The first two MetaRAM products announced are the 8 GB and 16 GB R-DIMMs. The 8 GB chipset is currently in full production and is available for $200 , while the 16 GB is qualified, but not yet in production, and will be priced at $450. Hynix Semiconductor and SMART Modular Technologies have partnered with MetaRAM to produce the memory modules for system vendors. Hynix is a large semiconductor manufacturer with relationships with many of the tier one OEMs; SMART Modular is focused on the tier two players, plus system builders and other channel customers.
Server/cluster vendors that are currently committed to carrying the first 8GB DIMMs include Appro, Rackable, Colfax International and Verari. System availability is expected in Q1 of this year, that is, any day now. Rajan says they’re talking with all the usual HPC system vendors, and he says we can anticipate more OEMs to announce MetaRAM support at some point. He notes that they currently have a working eight-socket Opteron Sun machine in-house with 512 GB of MetaRAM memory.
Some OEMs might be resistant to offering high-memory servers at commodity pricing, since this might cut into their high-end server margins. But if more system vendors offer MetaRAM-based systems, it would be difficult for their competitors to resist, especially in the highly price-sensitive x86 server market.
The MetaRAM chipset is plug compatible with any DDR2-compliant memory controller and has been qualified for both Opteron and Xeon chipsets. Currently, the MetaRAM hardware will end up mostly in AMD Opteron-based systems, since DDR2 memory controllers are standard issue there. Intel’s relatively new 5100 MCH chipset also supports DDR2, and as time passes, more Intel chipsets are likely to switch from the power-hungry, higher latency FB-DIMMs, to parallel DDR2 memory. The original idea behind the FB-DIMM was also to provide higher capacity memory, but high power usage, added latency and chipset inflexibility have proven barriers for more widespread industry adoption.

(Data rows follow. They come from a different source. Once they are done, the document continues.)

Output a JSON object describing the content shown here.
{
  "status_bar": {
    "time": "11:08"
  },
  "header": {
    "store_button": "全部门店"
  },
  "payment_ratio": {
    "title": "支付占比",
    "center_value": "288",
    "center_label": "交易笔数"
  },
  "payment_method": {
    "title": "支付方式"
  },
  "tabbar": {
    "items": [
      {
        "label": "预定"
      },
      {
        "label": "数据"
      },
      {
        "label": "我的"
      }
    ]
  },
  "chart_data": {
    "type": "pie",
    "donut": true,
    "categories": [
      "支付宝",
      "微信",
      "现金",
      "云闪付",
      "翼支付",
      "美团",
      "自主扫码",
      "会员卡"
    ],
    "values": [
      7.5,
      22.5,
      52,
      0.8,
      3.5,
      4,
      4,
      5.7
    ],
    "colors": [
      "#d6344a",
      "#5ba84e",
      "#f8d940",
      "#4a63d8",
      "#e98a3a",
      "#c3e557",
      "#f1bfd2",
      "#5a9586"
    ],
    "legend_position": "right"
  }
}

The MetaRAM technology had to overcome a few challenges as well. The chipset does add some additional latency compared to directly connected DDR2 memory. But according to MetaRAM tests, latency increases only a percent or two in a four-socket system — much less than an FB-DIMM. For memory-bound applications, the company expects any small rise in latency to be dwarfed by an average increase of between 20 and 30 percent in overall performance.
The biggest hurdle that the MetaRAM had to address was power usage. By doubling or quadrupling the number of 1 Gbit DRAMs on the DIMM and adding the extra chipset, they had to find a way to keep power usage in the same neighborhood of a low-memory DIMM. This is accomplished via their “WakeOnUse” technology, which sends power only to DRAM elements that are being accessed, while putting the rest of memory to sleep. It’s a little like turning the lights on in a house as someone walks from room to room, while switching off the lights in the remainder of the house. Rajan claims this yields about 30 percent greater power-efficiency on a watts per gigabyte basis.

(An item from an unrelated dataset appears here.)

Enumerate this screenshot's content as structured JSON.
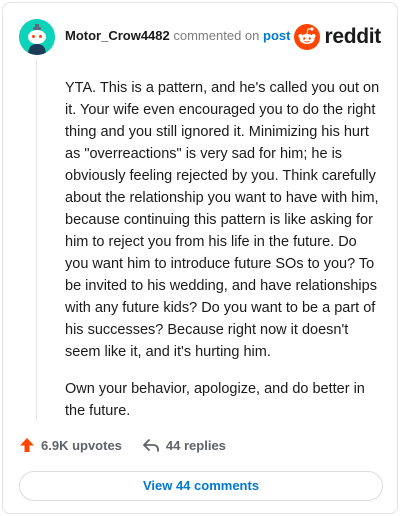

According to Weber and Rajan, the MetaRAM technology accelerates affordable memory capacity by two to four years, and will ride commodity memory to stay ahead of the curve. While 1 Gbit DRAMs currently represent the best price-capacity memory today, by 2010, 2 Gbit DRAMs will be the volume solution, and by 2013, 4 Gbit devices should start to show up. MetaRAM also intends to modify the chipset to support DDR3 memory, when that technology goes mainstream.
“I think for the next five to eight years, we see a clear path ahead of us,” says Rajan. “It is our belief as time progresses that our technology will become more and more critical for the server market.”